- EXERCISE DIRECTIONS:
Below are some records. Set each one down exactly as it reads.
━━━ ENTRIES SUPPLIED
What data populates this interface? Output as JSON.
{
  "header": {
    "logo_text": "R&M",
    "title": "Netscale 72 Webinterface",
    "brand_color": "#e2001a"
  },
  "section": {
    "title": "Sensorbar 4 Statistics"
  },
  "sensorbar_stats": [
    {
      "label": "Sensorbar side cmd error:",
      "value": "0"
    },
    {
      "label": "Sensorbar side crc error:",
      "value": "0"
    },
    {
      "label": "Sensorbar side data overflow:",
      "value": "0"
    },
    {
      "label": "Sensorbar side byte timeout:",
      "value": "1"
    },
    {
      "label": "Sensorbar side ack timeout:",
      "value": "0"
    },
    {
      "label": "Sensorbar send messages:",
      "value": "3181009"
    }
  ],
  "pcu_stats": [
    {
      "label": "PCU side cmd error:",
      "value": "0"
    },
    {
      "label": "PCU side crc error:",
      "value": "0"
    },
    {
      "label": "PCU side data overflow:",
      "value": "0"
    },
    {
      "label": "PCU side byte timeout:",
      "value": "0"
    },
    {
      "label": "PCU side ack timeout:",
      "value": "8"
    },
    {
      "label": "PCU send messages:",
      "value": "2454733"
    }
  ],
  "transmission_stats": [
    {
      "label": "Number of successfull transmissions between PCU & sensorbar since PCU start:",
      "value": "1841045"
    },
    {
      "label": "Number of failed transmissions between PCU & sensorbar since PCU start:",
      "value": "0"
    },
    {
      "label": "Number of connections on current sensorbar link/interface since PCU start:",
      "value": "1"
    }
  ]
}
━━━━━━
- TASK RESPONSE:
What data populates this interface? Output as JSON.
{
  "header": {
    "logo_text": "R&M",
    "title": "Netscale 72 Webinterface",
    "brand_color": "#e2001a"
  },
  "section": {
    "title": "Sensorbar 4 Statistics"
  },
  "sensorbar_stats": [
    {
      "label": "Sensorbar side cmd error:",
      "value": "0"
    },
    {
      "label": "Sensorbar side crc error:",
      "value": "0"
    },
    {
      "label": "Sensorbar side data overflow:",
      "value": "0"
    },
    {
      "label": "Sensorbar side byte timeout:",
      "value": "1"
    },
    {
      "label": "Sensorbar side ack timeout:",
      "value": "0"
    },
    {
      "label": "Sensorbar send messages:",
      "value": "3181009"
    }
  ],
  "pcu_stats": [
    {
      "label": "PCU side cmd error:",
      "value": "0"
    },
    {
      "label": "PCU side crc error:",
      "value": "0"
    },
    {
      "label": "PCU side data overflow:",
      "value": "0"
    },
    {
      "label": "PCU side byte timeout:",
      "value": "0"
    },
    {
      "label": "PCU side ack timeout:",
      "value": "8"
    },
    {
      "label": "PCU send messages:",
      "value": "2454733"
    }
  ],
  "transmission_stats": [
    {
      "label": "Number of successfull transmissions between PCU & sensorbar since PCU start:",
      "value": "1841045"
    },
    {
      "label": "Number of failed transmissions between PCU & sensorbar since PCU start:",
      "value": "0"
    },
    {
      "label": "Number of connections on current sensorbar link/interface since PCU start:",
      "value": "1"
    }
  ]
}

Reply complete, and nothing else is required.